*** Information shown ***

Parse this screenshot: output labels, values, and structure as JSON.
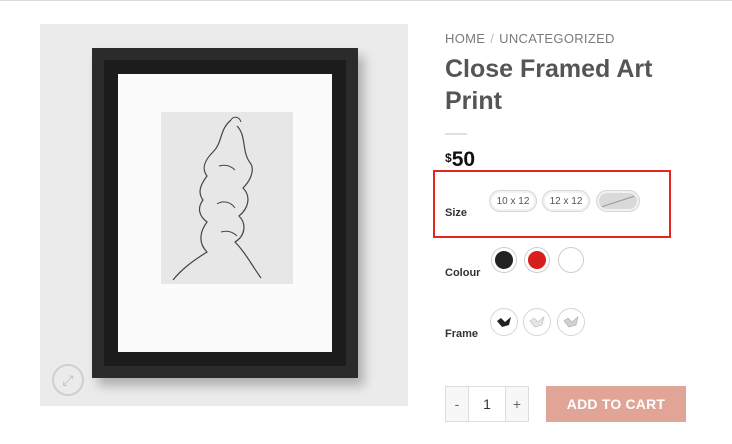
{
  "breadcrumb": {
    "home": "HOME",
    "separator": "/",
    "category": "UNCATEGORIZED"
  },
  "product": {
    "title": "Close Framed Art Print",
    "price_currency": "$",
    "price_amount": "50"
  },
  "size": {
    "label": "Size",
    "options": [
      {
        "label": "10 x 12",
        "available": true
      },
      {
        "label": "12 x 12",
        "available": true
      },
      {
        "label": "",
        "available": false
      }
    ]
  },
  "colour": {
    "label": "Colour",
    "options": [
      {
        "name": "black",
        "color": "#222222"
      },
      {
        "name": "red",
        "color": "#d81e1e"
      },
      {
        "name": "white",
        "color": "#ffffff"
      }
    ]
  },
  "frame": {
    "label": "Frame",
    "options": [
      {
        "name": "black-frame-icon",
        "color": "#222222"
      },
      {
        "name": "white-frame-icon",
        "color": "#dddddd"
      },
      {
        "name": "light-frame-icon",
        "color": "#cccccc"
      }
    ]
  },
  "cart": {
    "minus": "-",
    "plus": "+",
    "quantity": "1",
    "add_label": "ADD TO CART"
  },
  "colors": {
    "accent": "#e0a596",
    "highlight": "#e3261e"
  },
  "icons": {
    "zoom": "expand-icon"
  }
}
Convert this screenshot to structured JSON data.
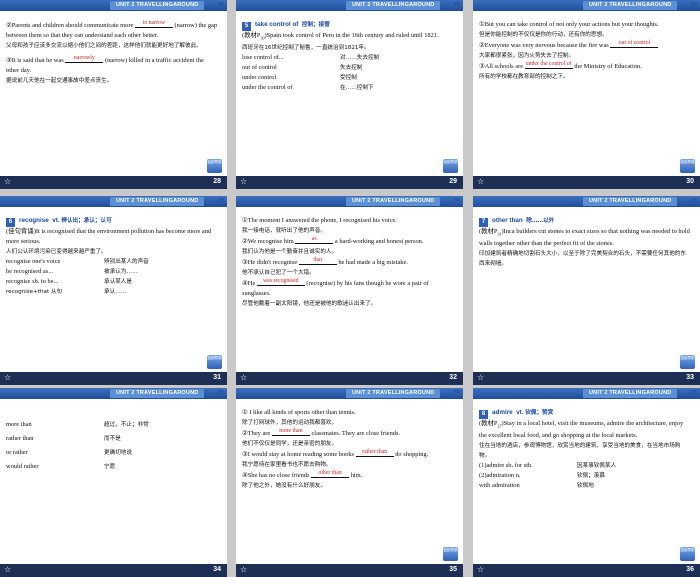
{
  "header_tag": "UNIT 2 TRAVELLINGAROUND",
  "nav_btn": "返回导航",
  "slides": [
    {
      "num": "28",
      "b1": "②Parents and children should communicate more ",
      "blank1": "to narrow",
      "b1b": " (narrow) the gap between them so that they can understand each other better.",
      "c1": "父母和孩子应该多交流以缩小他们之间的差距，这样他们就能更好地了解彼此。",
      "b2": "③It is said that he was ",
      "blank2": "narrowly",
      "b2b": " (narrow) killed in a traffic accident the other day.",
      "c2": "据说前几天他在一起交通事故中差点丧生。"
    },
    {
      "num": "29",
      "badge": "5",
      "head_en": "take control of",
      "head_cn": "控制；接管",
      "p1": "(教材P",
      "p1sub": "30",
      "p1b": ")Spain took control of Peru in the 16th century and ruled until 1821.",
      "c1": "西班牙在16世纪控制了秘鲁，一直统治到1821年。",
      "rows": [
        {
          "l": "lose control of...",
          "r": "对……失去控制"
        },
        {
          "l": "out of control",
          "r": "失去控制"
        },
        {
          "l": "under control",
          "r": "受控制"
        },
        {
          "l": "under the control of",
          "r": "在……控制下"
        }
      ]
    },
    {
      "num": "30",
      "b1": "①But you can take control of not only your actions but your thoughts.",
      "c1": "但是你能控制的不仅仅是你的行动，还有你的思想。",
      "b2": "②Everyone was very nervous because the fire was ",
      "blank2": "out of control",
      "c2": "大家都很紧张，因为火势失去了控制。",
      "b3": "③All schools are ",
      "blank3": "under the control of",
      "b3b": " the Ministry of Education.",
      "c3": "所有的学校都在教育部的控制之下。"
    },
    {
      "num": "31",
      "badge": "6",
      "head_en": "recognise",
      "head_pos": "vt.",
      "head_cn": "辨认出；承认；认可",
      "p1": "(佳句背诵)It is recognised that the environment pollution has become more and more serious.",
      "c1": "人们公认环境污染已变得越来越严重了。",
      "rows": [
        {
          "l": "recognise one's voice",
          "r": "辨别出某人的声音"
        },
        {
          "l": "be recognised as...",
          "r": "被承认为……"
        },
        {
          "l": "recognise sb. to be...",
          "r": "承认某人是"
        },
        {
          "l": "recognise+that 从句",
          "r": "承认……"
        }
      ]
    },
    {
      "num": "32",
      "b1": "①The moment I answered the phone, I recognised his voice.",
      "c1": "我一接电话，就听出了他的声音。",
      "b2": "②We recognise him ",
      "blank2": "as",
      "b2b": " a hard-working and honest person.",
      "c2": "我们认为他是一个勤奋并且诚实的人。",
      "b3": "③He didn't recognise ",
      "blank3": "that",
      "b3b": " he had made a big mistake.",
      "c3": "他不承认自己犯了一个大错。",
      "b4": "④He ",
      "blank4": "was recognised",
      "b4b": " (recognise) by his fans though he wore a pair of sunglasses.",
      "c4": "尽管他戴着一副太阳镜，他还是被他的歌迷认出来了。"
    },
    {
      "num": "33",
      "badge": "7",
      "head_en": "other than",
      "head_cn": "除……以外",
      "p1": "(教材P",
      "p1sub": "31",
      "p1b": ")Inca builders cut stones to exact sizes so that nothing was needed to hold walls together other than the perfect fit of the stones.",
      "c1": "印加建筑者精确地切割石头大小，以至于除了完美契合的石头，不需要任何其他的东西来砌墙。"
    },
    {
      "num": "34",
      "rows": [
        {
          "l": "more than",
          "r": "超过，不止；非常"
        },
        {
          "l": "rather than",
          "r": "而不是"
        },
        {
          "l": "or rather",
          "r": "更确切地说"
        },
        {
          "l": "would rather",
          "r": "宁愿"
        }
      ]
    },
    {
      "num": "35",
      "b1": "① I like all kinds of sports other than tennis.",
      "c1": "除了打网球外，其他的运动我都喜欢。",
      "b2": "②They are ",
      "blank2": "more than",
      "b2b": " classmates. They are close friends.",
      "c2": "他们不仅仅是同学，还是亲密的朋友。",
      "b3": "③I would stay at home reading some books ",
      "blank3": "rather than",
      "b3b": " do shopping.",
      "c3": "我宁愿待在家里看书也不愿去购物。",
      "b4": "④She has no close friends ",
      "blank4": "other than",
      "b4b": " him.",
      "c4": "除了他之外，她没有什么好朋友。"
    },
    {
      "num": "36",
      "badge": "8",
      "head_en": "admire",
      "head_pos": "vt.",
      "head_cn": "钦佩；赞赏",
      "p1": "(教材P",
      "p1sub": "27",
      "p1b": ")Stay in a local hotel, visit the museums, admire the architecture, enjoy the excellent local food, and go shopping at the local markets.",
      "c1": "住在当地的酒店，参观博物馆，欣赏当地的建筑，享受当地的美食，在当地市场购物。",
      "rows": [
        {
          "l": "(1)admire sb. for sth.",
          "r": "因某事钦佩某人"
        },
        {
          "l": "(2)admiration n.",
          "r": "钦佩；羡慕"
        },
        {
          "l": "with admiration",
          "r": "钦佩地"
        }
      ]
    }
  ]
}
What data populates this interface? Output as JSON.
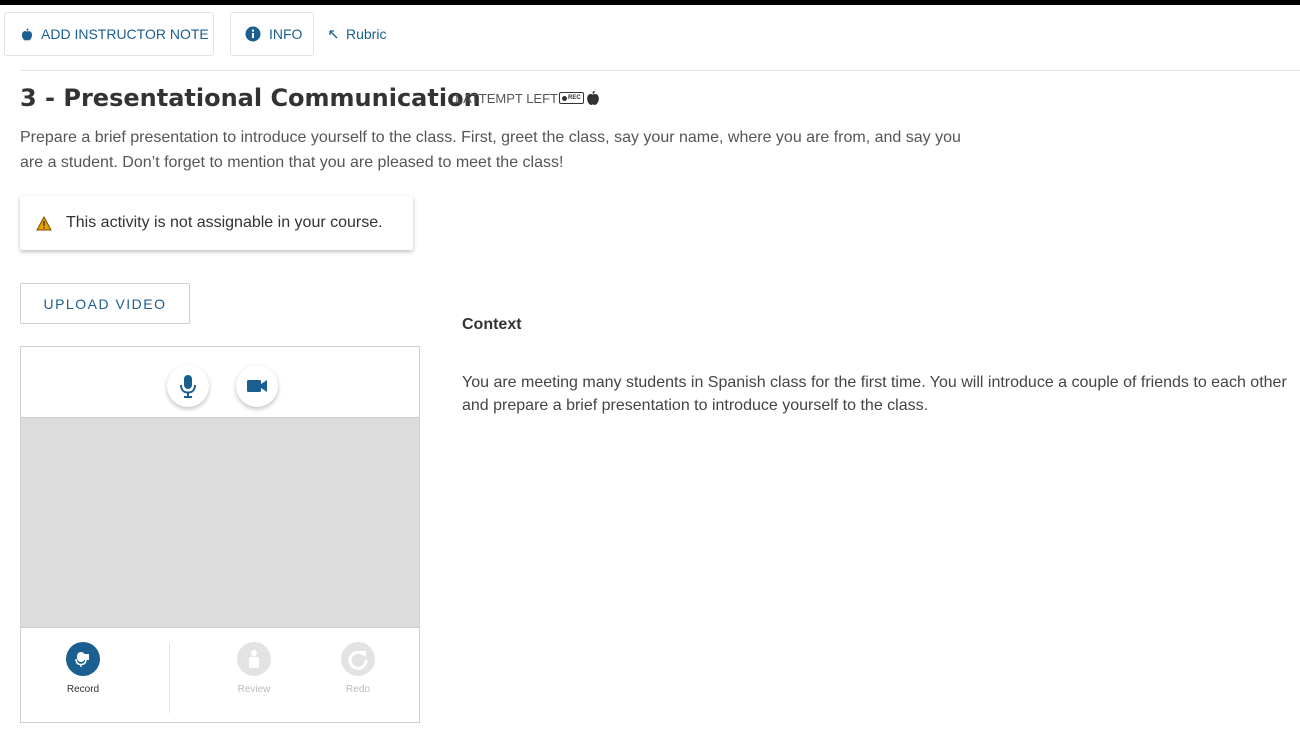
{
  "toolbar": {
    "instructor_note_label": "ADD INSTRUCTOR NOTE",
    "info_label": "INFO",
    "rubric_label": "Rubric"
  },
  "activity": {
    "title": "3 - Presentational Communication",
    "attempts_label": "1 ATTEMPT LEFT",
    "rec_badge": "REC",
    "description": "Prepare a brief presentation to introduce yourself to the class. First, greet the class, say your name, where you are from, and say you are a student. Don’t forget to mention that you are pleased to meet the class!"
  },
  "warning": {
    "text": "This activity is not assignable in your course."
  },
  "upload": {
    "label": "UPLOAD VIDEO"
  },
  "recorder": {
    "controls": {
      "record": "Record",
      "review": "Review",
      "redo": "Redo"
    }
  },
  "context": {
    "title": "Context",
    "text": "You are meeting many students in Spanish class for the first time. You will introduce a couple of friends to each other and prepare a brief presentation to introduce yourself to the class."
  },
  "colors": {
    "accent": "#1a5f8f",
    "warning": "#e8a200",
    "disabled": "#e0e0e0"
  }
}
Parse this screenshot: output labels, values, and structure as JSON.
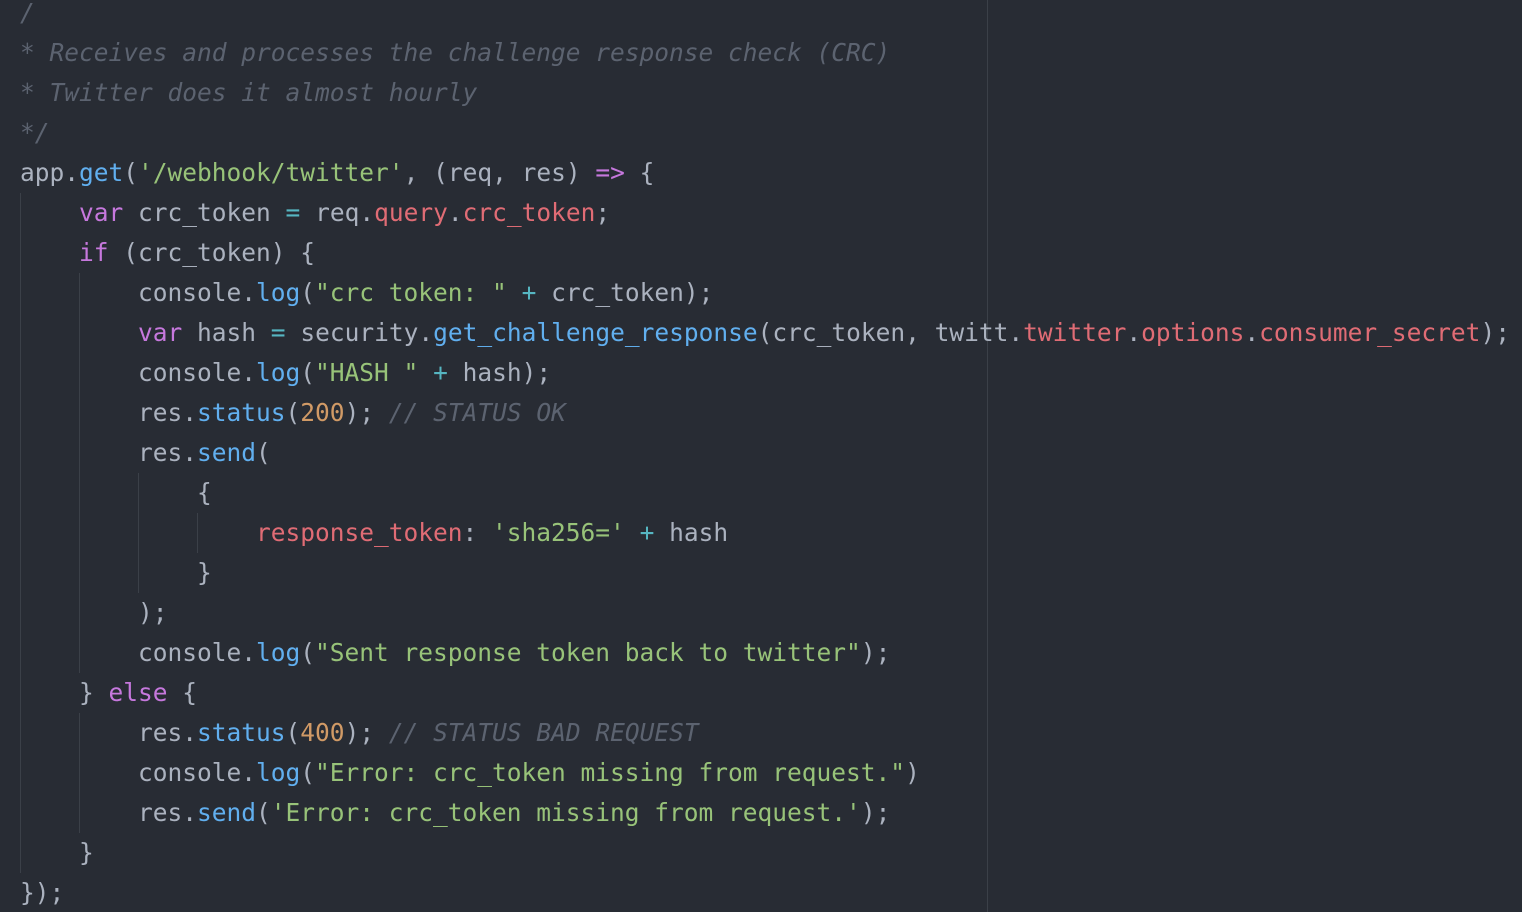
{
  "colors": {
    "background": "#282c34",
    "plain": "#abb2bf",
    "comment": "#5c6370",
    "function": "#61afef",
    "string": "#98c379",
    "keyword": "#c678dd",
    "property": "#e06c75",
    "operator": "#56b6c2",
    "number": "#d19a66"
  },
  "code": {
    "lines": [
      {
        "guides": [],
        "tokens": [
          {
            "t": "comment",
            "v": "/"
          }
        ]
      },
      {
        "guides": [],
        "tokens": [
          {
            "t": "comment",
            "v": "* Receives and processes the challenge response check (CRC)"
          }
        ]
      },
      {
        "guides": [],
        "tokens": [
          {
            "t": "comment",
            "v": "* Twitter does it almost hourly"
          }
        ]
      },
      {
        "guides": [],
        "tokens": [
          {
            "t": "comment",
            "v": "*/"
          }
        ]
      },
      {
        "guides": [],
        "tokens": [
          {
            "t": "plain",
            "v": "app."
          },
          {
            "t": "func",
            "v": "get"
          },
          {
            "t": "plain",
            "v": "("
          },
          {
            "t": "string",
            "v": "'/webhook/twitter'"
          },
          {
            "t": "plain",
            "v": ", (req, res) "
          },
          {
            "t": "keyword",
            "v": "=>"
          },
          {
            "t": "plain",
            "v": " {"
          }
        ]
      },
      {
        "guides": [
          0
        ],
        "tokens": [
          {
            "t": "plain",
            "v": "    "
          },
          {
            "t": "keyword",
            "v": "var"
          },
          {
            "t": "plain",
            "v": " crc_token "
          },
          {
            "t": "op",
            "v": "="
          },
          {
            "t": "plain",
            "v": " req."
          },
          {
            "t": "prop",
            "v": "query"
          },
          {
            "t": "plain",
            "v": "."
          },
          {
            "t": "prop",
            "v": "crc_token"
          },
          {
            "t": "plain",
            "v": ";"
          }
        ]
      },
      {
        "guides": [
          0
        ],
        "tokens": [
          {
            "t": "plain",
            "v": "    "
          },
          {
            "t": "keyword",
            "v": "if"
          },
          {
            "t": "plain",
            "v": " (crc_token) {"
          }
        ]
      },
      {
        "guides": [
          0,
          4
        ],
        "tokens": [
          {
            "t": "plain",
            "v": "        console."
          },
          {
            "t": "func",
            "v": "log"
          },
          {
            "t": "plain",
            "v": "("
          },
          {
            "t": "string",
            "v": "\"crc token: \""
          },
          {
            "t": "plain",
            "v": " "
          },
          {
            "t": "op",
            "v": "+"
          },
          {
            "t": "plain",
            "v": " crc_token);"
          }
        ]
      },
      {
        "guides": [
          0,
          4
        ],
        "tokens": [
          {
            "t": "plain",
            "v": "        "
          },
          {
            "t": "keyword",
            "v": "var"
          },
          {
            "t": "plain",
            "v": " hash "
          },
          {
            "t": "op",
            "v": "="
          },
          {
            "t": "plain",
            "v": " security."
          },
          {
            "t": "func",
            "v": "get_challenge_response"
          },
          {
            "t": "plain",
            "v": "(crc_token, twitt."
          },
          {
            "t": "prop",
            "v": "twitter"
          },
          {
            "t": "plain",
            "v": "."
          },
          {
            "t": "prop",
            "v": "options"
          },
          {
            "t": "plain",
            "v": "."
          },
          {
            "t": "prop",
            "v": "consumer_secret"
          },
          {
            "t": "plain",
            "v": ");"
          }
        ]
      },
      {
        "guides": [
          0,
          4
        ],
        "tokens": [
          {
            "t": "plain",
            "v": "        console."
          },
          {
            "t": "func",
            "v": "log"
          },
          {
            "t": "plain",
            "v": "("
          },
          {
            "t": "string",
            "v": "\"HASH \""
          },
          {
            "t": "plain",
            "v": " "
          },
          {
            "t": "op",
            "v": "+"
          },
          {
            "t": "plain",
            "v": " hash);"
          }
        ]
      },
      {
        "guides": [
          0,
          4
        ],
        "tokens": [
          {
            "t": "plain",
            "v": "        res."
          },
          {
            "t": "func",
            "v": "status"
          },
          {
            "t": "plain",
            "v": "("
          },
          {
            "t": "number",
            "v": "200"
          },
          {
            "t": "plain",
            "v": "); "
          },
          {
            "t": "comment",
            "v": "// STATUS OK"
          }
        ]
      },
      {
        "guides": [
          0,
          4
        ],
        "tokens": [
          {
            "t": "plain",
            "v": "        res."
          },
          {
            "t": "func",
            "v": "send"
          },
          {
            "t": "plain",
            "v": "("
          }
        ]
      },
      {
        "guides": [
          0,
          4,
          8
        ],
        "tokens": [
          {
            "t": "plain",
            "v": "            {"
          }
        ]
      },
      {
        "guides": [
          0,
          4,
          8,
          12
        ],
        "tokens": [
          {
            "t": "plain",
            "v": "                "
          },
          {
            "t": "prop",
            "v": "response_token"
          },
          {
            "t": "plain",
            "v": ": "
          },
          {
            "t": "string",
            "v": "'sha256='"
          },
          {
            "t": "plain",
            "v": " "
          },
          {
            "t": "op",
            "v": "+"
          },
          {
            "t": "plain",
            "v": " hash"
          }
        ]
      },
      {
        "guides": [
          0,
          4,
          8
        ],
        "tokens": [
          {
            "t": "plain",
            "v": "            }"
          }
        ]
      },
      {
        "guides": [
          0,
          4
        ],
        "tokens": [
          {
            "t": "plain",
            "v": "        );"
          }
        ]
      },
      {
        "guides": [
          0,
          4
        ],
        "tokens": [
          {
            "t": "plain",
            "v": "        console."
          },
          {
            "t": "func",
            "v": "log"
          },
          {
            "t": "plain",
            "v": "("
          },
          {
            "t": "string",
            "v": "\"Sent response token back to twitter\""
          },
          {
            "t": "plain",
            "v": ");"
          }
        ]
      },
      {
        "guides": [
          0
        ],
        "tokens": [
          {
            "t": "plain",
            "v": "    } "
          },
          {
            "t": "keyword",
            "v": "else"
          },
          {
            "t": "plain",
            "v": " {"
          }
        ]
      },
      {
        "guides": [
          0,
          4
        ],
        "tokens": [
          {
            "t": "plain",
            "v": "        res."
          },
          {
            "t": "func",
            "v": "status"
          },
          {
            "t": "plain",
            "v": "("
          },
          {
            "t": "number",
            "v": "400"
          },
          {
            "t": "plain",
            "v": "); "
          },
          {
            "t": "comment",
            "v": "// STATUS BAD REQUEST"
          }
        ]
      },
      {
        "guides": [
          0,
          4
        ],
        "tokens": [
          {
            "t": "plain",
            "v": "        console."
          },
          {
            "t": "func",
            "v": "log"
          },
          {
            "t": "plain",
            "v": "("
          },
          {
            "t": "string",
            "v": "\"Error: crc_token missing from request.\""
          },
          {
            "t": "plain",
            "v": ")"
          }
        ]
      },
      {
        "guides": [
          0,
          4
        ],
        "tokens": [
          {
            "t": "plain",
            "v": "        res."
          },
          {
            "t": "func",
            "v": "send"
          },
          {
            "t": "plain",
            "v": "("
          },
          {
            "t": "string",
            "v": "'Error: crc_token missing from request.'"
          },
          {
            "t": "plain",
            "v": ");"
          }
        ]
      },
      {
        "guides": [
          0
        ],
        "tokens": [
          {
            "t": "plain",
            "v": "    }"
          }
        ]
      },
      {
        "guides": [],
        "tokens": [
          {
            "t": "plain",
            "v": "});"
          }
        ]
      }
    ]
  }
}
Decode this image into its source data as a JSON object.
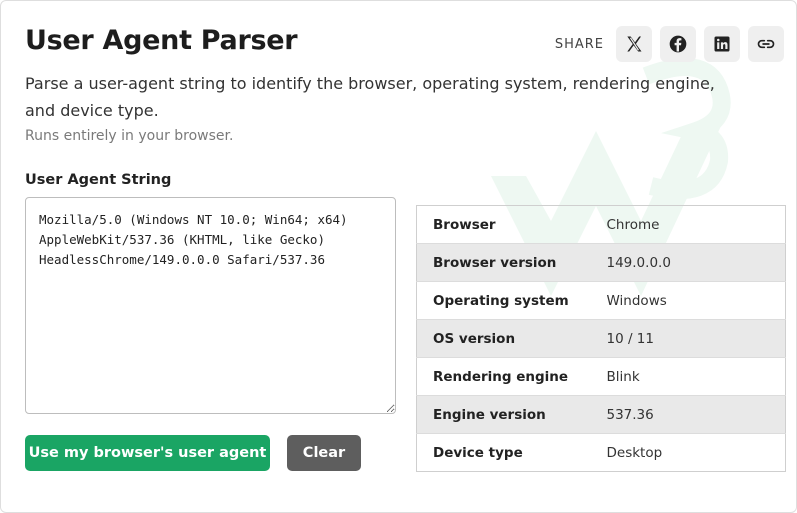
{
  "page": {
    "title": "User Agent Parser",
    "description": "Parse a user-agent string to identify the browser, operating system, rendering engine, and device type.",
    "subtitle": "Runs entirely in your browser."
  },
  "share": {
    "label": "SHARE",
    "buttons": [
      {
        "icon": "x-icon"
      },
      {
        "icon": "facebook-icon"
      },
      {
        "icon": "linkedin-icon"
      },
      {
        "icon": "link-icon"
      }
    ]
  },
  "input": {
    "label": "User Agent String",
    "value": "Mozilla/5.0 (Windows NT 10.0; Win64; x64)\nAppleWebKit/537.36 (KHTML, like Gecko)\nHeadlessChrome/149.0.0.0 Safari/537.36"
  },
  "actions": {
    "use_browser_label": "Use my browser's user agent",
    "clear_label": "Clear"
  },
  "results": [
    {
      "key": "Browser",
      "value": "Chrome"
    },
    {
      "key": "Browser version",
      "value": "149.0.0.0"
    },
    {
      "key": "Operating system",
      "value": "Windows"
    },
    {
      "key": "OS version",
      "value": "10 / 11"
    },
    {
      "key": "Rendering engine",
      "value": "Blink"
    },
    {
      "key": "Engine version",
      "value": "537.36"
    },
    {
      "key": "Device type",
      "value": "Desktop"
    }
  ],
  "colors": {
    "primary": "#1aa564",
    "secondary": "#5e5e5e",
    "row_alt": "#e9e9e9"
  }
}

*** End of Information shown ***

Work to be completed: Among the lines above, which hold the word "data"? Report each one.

Output of the exercise:
Convert this screenshot to structured JSON data.
What data populates this interface? Output as JSON.
Decode this image into its source data as a JSON object.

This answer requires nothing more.